What do I mean?
Why am I here?
Where am I going?
Why am I going there?
By James Wadman
A range of philosophical, spiritual, and scientific principles can lead you no closer to answering the most basic questions of human purpose than your own subjective pursuit of meaning. However, there is a single question that humanity inherently asks and begs for an answer: Where do we go when we die? I often wonder about this question with no attempt to actually claim an answer. This is because the dispute of the afterlife and is a subjective debate, that cannot be answered with a single case study or even quantitative analysis of the neurobiological implications in near-death or post-traumatic experiences. Though the processes of death and dreaming are vastly different chemically, the psychological components are quite similar.
Imagine, if you can, becoming aware in the most beautiful dream you have ever had. It feels sensational to be awake and limitless at the same time, yet somewhat eerie and unruly. However, before you can create your own dream’s plotline, you must allow your mind to return to the memories exhibited by the subconscious events of your dream. This conceptually creates a bridge between the subconscious frontier and the conscious stimulus from which the ideas were derived. You are blocked from the external world, fast asleep in bed, yet you have the entire universe at your fingertips.

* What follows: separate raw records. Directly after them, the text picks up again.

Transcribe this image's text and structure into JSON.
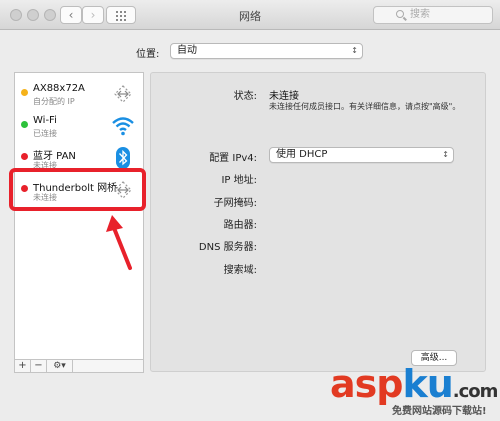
{
  "window": {
    "title": "网络",
    "search_placeholder": "搜索"
  },
  "location": {
    "label": "位置:",
    "value": "自动"
  },
  "sidebar": {
    "items": [
      {
        "name": "AX88x72A",
        "sub": "自分配的 IP",
        "status_color": "#f5b21a",
        "icon": "ethernet-icon"
      },
      {
        "name": "Wi-Fi",
        "sub": "已连接",
        "status_color": "#2cc13a",
        "icon": "wifi-icon"
      },
      {
        "name": "蓝牙 PAN",
        "sub": "未连接",
        "status_color": "#e8212b",
        "icon": "bluetooth-icon"
      },
      {
        "name": "Thunderbolt 网桥",
        "sub": "未连接",
        "status_color": "#e8212b",
        "icon": "ethernet-icon"
      }
    ],
    "add": "+",
    "remove": "−",
    "gear": "⚙▾"
  },
  "detail": {
    "status_label": "状态:",
    "status_value": "未连接",
    "status_note": "未连接任何成员接口。有关详细信息，请点按\"高级\"。",
    "ipv4_label": "配置 IPv4:",
    "ipv4_value": "使用 DHCP",
    "ip_label": "IP 地址:",
    "subnet_label": "子网掩码:",
    "router_label": "路由器:",
    "dns_label": "DNS 服务器:",
    "search_domain_label": "搜索域:",
    "advanced_button": "高级..."
  },
  "watermark": {
    "brand_a": "asp",
    "brand_b": "ku",
    "brand_c": ".com",
    "sub": "免费网站源码下载站!"
  },
  "colors": {
    "highlight": "#e8212b",
    "wifi": "#1a8fe3",
    "bluetooth": "#1a8fe3"
  }
}
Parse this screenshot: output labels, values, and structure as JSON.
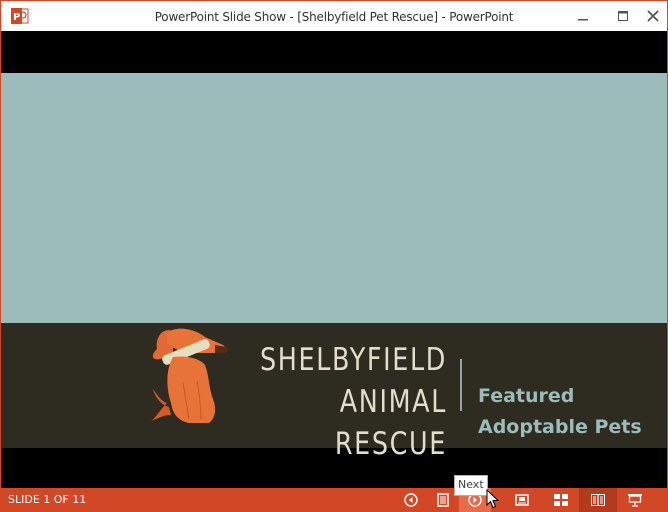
{
  "window": {
    "title": "PowerPoint Slide Show - [Shelbyfield Pet Rescue] - PowerPoint",
    "app_icon": "powerpoint-icon",
    "controls": [
      "minimize-icon",
      "maximize-icon",
      "close-icon"
    ],
    "accent_color": "#d24726"
  },
  "slide": {
    "org_name_line1": "SHELBYFIELD",
    "org_name_line2": "ANIMAL RESCUE",
    "tagline_line1": "Featured",
    "tagline_line2": "Adoptable Pets",
    "logo": "dog-with-bone-logo",
    "colors": {
      "top": "#9bbcba",
      "band": "#2e2b21",
      "title_text": "#e3decb",
      "tagline_text": "#9bbcba"
    }
  },
  "statusbar": {
    "slide_count": "SLIDE 1 OF 11",
    "buttons": [
      {
        "name": "previous-button",
        "icon": "previous-icon"
      },
      {
        "name": "slide-list-button",
        "icon": "list-icon"
      },
      {
        "name": "next-button",
        "icon": "next-icon"
      },
      {
        "name": "normal-view-button",
        "icon": "normal-view-icon"
      },
      {
        "name": "slide-sorter-button",
        "icon": "grid-icon"
      },
      {
        "name": "reading-view-button",
        "icon": "book-icon"
      },
      {
        "name": "slide-show-button",
        "icon": "presenter-icon"
      }
    ],
    "tooltip": "Next"
  }
}
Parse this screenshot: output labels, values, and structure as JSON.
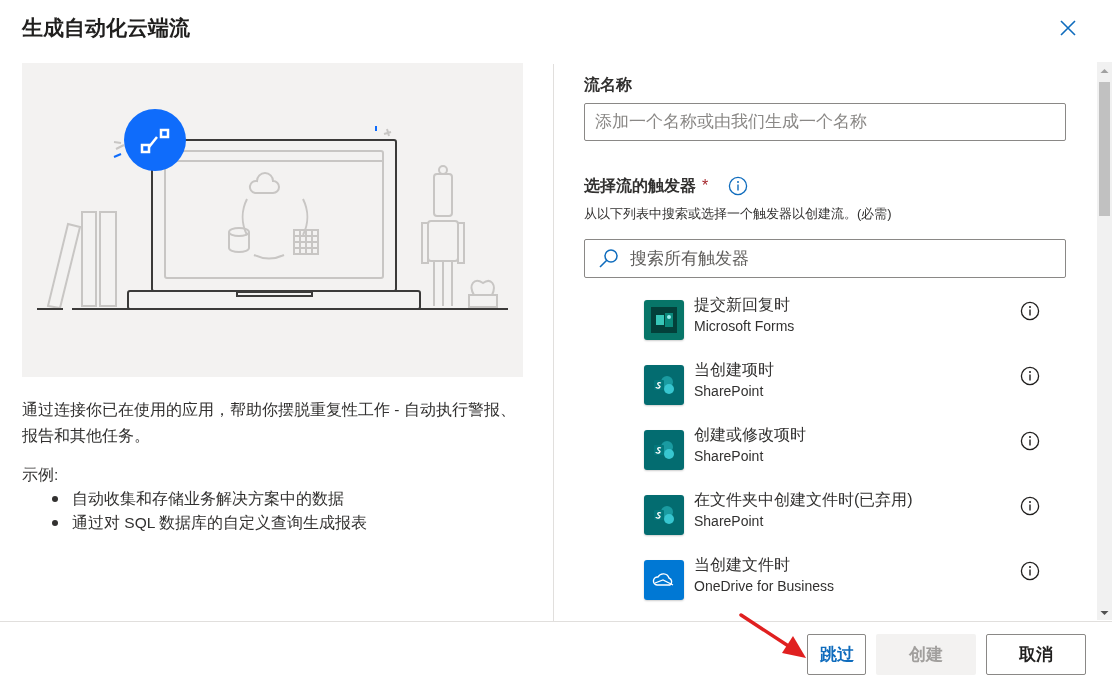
{
  "dialog": {
    "title": "生成自动化云端流"
  },
  "description": "通过连接你已在使用的应用，帮助你摆脱重复性工作 - 自动执行警报、报告和其他任务。",
  "examples": {
    "heading": "示例:",
    "items": [
      "自动收集和存储业务解决方案中的数据",
      "通过对 SQL 数据库的自定义查询生成报表"
    ]
  },
  "flow_name": {
    "label": "流名称",
    "placeholder": "添加一个名称或由我们生成一个名称"
  },
  "trigger": {
    "label": "选择流的触发器",
    "required_mark": "*",
    "hint": "从以下列表中搜索或选择一个触发器以创建流。(必需)",
    "search_placeholder": "搜索所有触发器"
  },
  "triggers": [
    {
      "title": "提交新回复时",
      "connector": "Microsoft Forms",
      "kind": "forms"
    },
    {
      "title": "当创建项时",
      "connector": "SharePoint",
      "kind": "sharepoint"
    },
    {
      "title": "创建或修改项时",
      "connector": "SharePoint",
      "kind": "sharepoint"
    },
    {
      "title": "在文件夹中创建文件时(已弃用)",
      "connector": "SharePoint",
      "kind": "sharepoint"
    },
    {
      "title": "当创建文件时",
      "connector": "OneDrive for Business",
      "kind": "onedrive"
    }
  ],
  "buttons": [
    {
      "label": "跳过",
      "kind": "skip",
      "disabled": false
    },
    {
      "label": "创建",
      "kind": "create",
      "disabled": true
    },
    {
      "label": "取消",
      "kind": "cancel",
      "disabled": false
    }
  ]
}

Death begins with a similar structure, only instead of seeking to understand the setting of a dream, a person’s mind flips through page after page of memory to try to understand the onset of death itself. Primarily, this can be recognized psychologically by the ever so familiar report of a person’s life “flashing before their eyes.” However, this process is immensely more profound when assessing the biological component that differentiates death from anything else a human will ever experience. Not unlike dreams, one becomes completely dissociated from the external world during a near-death experience. Ironically, it is this barrier that opens the mind to what I would label as a subjective limitlessness that we do not fully understand.
This barrier can be replicated by antagonizing the NMDA receptor in the brain. In only a few words, this receptor is responsible for linking conscious observation to stored memory to create an instantaneous understanding of what is being observed. Upon fading into death, even if your eyes are still slowly fading shut, the human brain becomes isolated from the sensible universe, but all the more intertwined with your own experiences, memories, desires, and fears.

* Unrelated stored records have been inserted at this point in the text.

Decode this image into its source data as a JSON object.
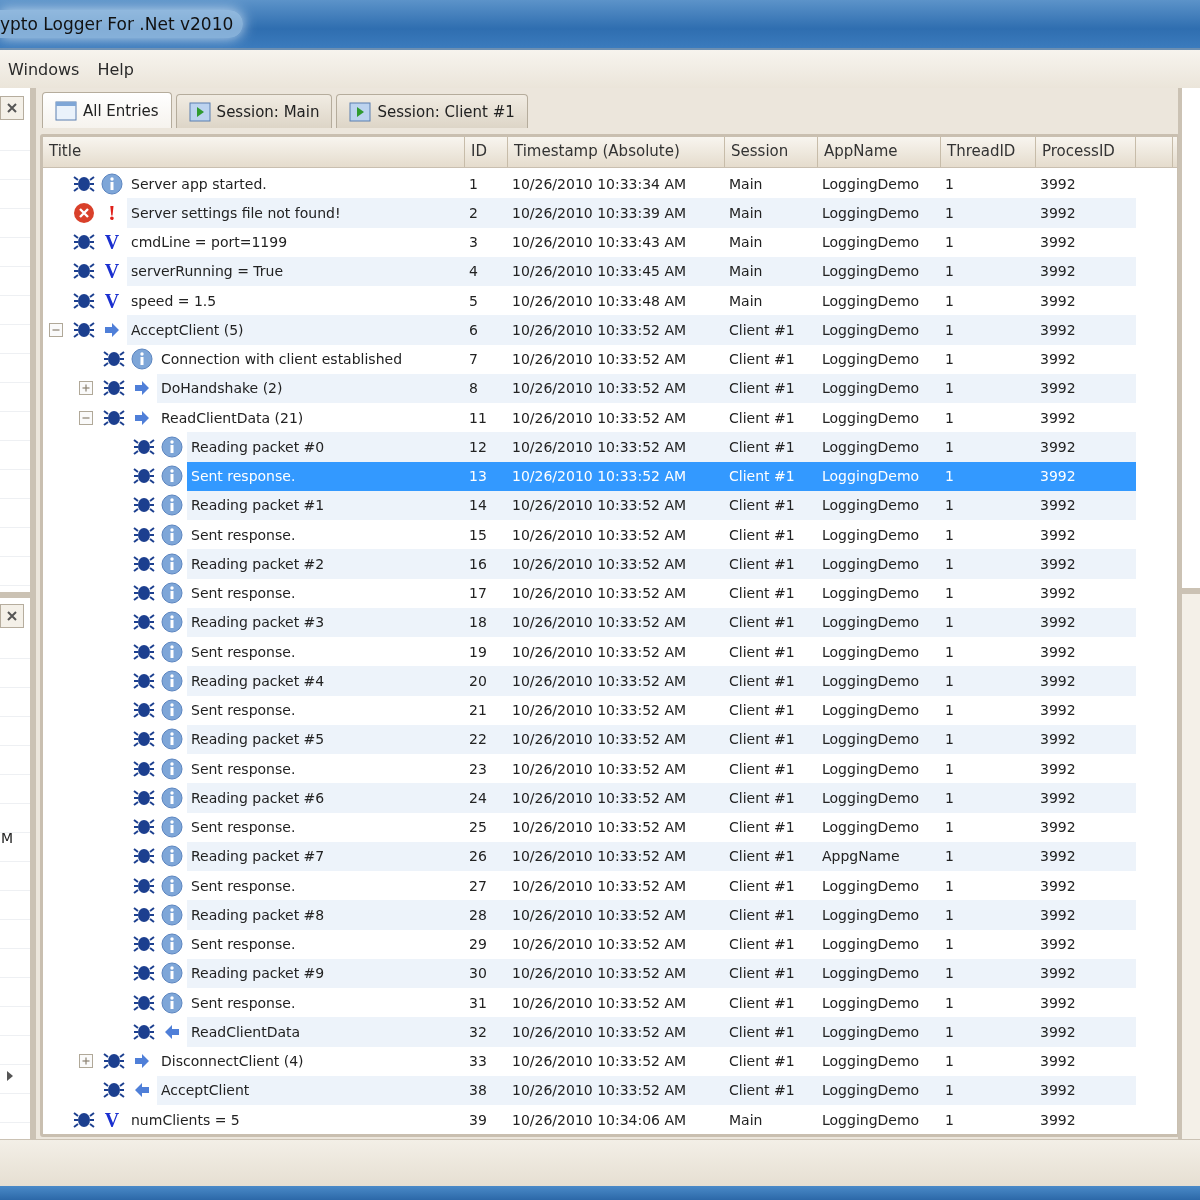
{
  "window": {
    "title": "ypto Logger For .Net v2010"
  },
  "menu": [
    "Windows",
    "Help"
  ],
  "left_panel": {
    "fragment": "M"
  },
  "tabs": [
    {
      "label": "All Entries",
      "selected": true,
      "kind": "all"
    },
    {
      "label": "Session: Main",
      "selected": false,
      "kind": "session"
    },
    {
      "label": "Session: Client #1",
      "selected": false,
      "kind": "session"
    }
  ],
  "table": {
    "columns": [
      "Title",
      "ID",
      "Timestamp (Absolute)",
      "Session",
      "AppName",
      "ThreadID",
      "ProcessID"
    ],
    "rows": [
      {
        "kind": "info",
        "title": "Server app started.",
        "id": "1",
        "timestamp": "10/26/2010 10:33:34 AM",
        "session": "Main",
        "app_name": "LoggingDemo",
        "thread_id": "1",
        "process_id": "3992",
        "selected": false
      },
      {
        "kind": "error",
        "glyph": "!",
        "title": "Server settings file not found!",
        "id": "2",
        "timestamp": "10/26/2010 10:33:39 AM",
        "session": "Main",
        "app_name": "LoggingDemo",
        "thread_id": "1",
        "process_id": "3992",
        "selected": false
      },
      {
        "kind": "variable",
        "glyph": "V",
        "title": "cmdLine = port=1199",
        "id": "3",
        "timestamp": "10/26/2010 10:33:43 AM",
        "session": "Main",
        "app_name": "LoggingDemo",
        "thread_id": "1",
        "process_id": "3992",
        "selected": false
      },
      {
        "kind": "variable",
        "glyph": "V",
        "title": "serverRunning = True",
        "id": "4",
        "timestamp": "10/26/2010 10:33:45 AM",
        "session": "Main",
        "app_name": "LoggingDemo",
        "thread_id": "1",
        "process_id": "3992",
        "selected": false
      },
      {
        "kind": "variable",
        "glyph": "V",
        "title": "speed = 1.5",
        "id": "5",
        "timestamp": "10/26/2010 10:33:48 AM",
        "session": "Main",
        "app_name": "LoggingDemo",
        "thread_id": "1",
        "process_id": "3992",
        "selected": false
      },
      {
        "kind": "enter",
        "title": "AcceptClient (5)",
        "id": "6",
        "timestamp": "10/26/2010 10:33:52 AM",
        "session": "Client #1",
        "app_name": "LoggingDemo",
        "thread_id": "1",
        "process_id": "3992",
        "selected": false,
        "expanded": true,
        "children": [
          {
            "kind": "info",
            "title": "Connection with client established",
            "id": "7",
            "timestamp": "10/26/2010 10:33:52 AM",
            "session": "Client #1",
            "app_name": "LoggingDemo",
            "thread_id": "1",
            "process_id": "3992",
            "selected": false
          },
          {
            "kind": "enter",
            "title": "DoHandshake (2)",
            "id": "8",
            "timestamp": "10/26/2010 10:33:52 AM",
            "session": "Client #1",
            "app_name": "LoggingDemo",
            "thread_id": "1",
            "process_id": "3992",
            "selected": false,
            "expanded": false
          },
          {
            "kind": "enter",
            "title": "ReadClientData (21)",
            "id": "11",
            "timestamp": "10/26/2010 10:33:52 AM",
            "session": "Client #1",
            "app_name": "LoggingDemo",
            "thread_id": "1",
            "process_id": "3992",
            "selected": false,
            "expanded": true,
            "children": [
              {
                "kind": "info",
                "title": "Reading packet #0",
                "id": "12",
                "timestamp": "10/26/2010 10:33:52 AM",
                "session": "Client #1",
                "app_name": "LoggingDemo",
                "thread_id": "1",
                "process_id": "3992",
                "selected": false
              },
              {
                "kind": "info",
                "title": "Sent response.",
                "id": "13",
                "timestamp": "10/26/2010 10:33:52 AM",
                "session": "Client #1",
                "app_name": "LoggingDemo",
                "thread_id": "1",
                "process_id": "3992",
                "selected": true
              },
              {
                "kind": "info",
                "title": "Reading packet #1",
                "id": "14",
                "timestamp": "10/26/2010 10:33:52 AM",
                "session": "Client #1",
                "app_name": "LoggingDemo",
                "thread_id": "1",
                "process_id": "3992",
                "selected": false
              },
              {
                "kind": "info",
                "title": "Sent response.",
                "id": "15",
                "timestamp": "10/26/2010 10:33:52 AM",
                "session": "Client #1",
                "app_name": "LoggingDemo",
                "thread_id": "1",
                "process_id": "3992",
                "selected": false
              },
              {
                "kind": "info",
                "title": "Reading packet #2",
                "id": "16",
                "timestamp": "10/26/2010 10:33:52 AM",
                "session": "Client #1",
                "app_name": "LoggingDemo",
                "thread_id": "1",
                "process_id": "3992",
                "selected": false
              },
              {
                "kind": "info",
                "title": "Sent response.",
                "id": "17",
                "timestamp": "10/26/2010 10:33:52 AM",
                "session": "Client #1",
                "app_name": "LoggingDemo",
                "thread_id": "1",
                "process_id": "3992",
                "selected": false
              },
              {
                "kind": "info",
                "title": "Reading packet #3",
                "id": "18",
                "timestamp": "10/26/2010 10:33:52 AM",
                "session": "Client #1",
                "app_name": "LoggingDemo",
                "thread_id": "1",
                "process_id": "3992",
                "selected": false
              },
              {
                "kind": "info",
                "title": "Sent response.",
                "id": "19",
                "timestamp": "10/26/2010 10:33:52 AM",
                "session": "Client #1",
                "app_name": "LoggingDemo",
                "thread_id": "1",
                "process_id": "3992",
                "selected": false
              },
              {
                "kind": "info",
                "title": "Reading packet #4",
                "id": "20",
                "timestamp": "10/26/2010 10:33:52 AM",
                "session": "Client #1",
                "app_name": "LoggingDemo",
                "thread_id": "1",
                "process_id": "3992",
                "selected": false
              },
              {
                "kind": "info",
                "title": "Sent response.",
                "id": "21",
                "timestamp": "10/26/2010 10:33:52 AM",
                "session": "Client #1",
                "app_name": "LoggingDemo",
                "thread_id": "1",
                "process_id": "3992",
                "selected": false
              },
              {
                "kind": "info",
                "title": "Reading packet #5",
                "id": "22",
                "timestamp": "10/26/2010 10:33:52 AM",
                "session": "Client #1",
                "app_name": "LoggingDemo",
                "thread_id": "1",
                "process_id": "3992",
                "selected": false
              },
              {
                "kind": "info",
                "title": "Sent response.",
                "id": "23",
                "timestamp": "10/26/2010 10:33:52 AM",
                "session": "Client #1",
                "app_name": "LoggingDemo",
                "thread_id": "1",
                "process_id": "3992",
                "selected": false
              },
              {
                "kind": "info",
                "title": "Reading packet #6",
                "id": "24",
                "timestamp": "10/26/2010 10:33:52 AM",
                "session": "Client #1",
                "app_name": "LoggingDemo",
                "thread_id": "1",
                "process_id": "3992",
                "selected": false
              },
              {
                "kind": "info",
                "title": "Sent response.",
                "id": "25",
                "timestamp": "10/26/2010 10:33:52 AM",
                "session": "Client #1",
                "app_name": "LoggingDemo",
                "thread_id": "1",
                "process_id": "3992",
                "selected": false
              },
              {
                "kind": "info",
                "title": "Reading packet #7",
                "id": "26",
                "timestamp": "10/26/2010 10:33:52 AM",
                "session": "Client #1",
                "app_name": "AppgName",
                "thread_id": "1",
                "process_id": "3992",
                "selected": false
              },
              {
                "kind": "info",
                "title": "Sent response.",
                "id": "27",
                "timestamp": "10/26/2010 10:33:52 AM",
                "session": "Client #1",
                "app_name": "LoggingDemo",
                "thread_id": "1",
                "process_id": "3992",
                "selected": false
              },
              {
                "kind": "info",
                "title": "Reading packet #8",
                "id": "28",
                "timestamp": "10/26/2010 10:33:52 AM",
                "session": "Client #1",
                "app_name": "LoggingDemo",
                "thread_id": "1",
                "process_id": "3992",
                "selected": false
              },
              {
                "kind": "info",
                "title": "Sent response.",
                "id": "29",
                "timestamp": "10/26/2010 10:33:52 AM",
                "session": "Client #1",
                "app_name": "LoggingDemo",
                "thread_id": "1",
                "process_id": "3992",
                "selected": false
              },
              {
                "kind": "info",
                "title": "Reading packet #9",
                "id": "30",
                "timestamp": "10/26/2010 10:33:52 AM",
                "session": "Client #1",
                "app_name": "LoggingDemo",
                "thread_id": "1",
                "process_id": "3992",
                "selected": false
              },
              {
                "kind": "info",
                "title": "Sent response.",
                "id": "31",
                "timestamp": "10/26/2010 10:33:52 AM",
                "session": "Client #1",
                "app_name": "LoggingDemo",
                "thread_id": "1",
                "process_id": "3992",
                "selected": false
              },
              {
                "kind": "leave",
                "title": "ReadClientData",
                "id": "32",
                "timestamp": "10/26/2010 10:33:52 AM",
                "session": "Client #1",
                "app_name": "LoggingDemo",
                "thread_id": "1",
                "process_id": "3992",
                "selected": false
              }
            ]
          },
          {
            "kind": "enter",
            "title": "DisconnectClient (4)",
            "id": "33",
            "timestamp": "10/26/2010 10:33:52 AM",
            "session": "Client #1",
            "app_name": "LoggingDemo",
            "thread_id": "1",
            "process_id": "3992",
            "selected": false,
            "expanded": false
          },
          {
            "kind": "leave",
            "title": "AcceptClient",
            "id": "38",
            "timestamp": "10/26/2010 10:33:52 AM",
            "session": "Client #1",
            "app_name": "LoggingDemo",
            "thread_id": "1",
            "process_id": "3992",
            "selected": false
          }
        ]
      },
      {
        "kind": "variable",
        "glyph": "V",
        "title": "numClients = 5",
        "id": "39",
        "timestamp": "10/26/2010 10:34:06 AM",
        "session": "Main",
        "app_name": "LoggingDemo",
        "thread_id": "1",
        "process_id": "3992",
        "selected": false
      }
    ]
  }
}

From here we do not reach a dead-end nor must it end with tranquil expulsion into oblivion. What is left is the human mind, unrestricted from the limitations of consciousness and endowed with the circulation of memories. This is where the dream becomes design. An unrestricted human mind is the mould of all creation. You no longer are within your body; you are no longer a biological machine of blood, tissues, and organs. Death simply means that you become a product of your imagination.
I omitted much scientific proof to allow the ideas I wanted to portray to be understood by all. If you are someone who must know the scientific terminology for what you read, I not only commend you, but I also would be more than happy to share the deeper scientific insight to any principles I describe. Please comment or email me if you are interested in the deeper meanings.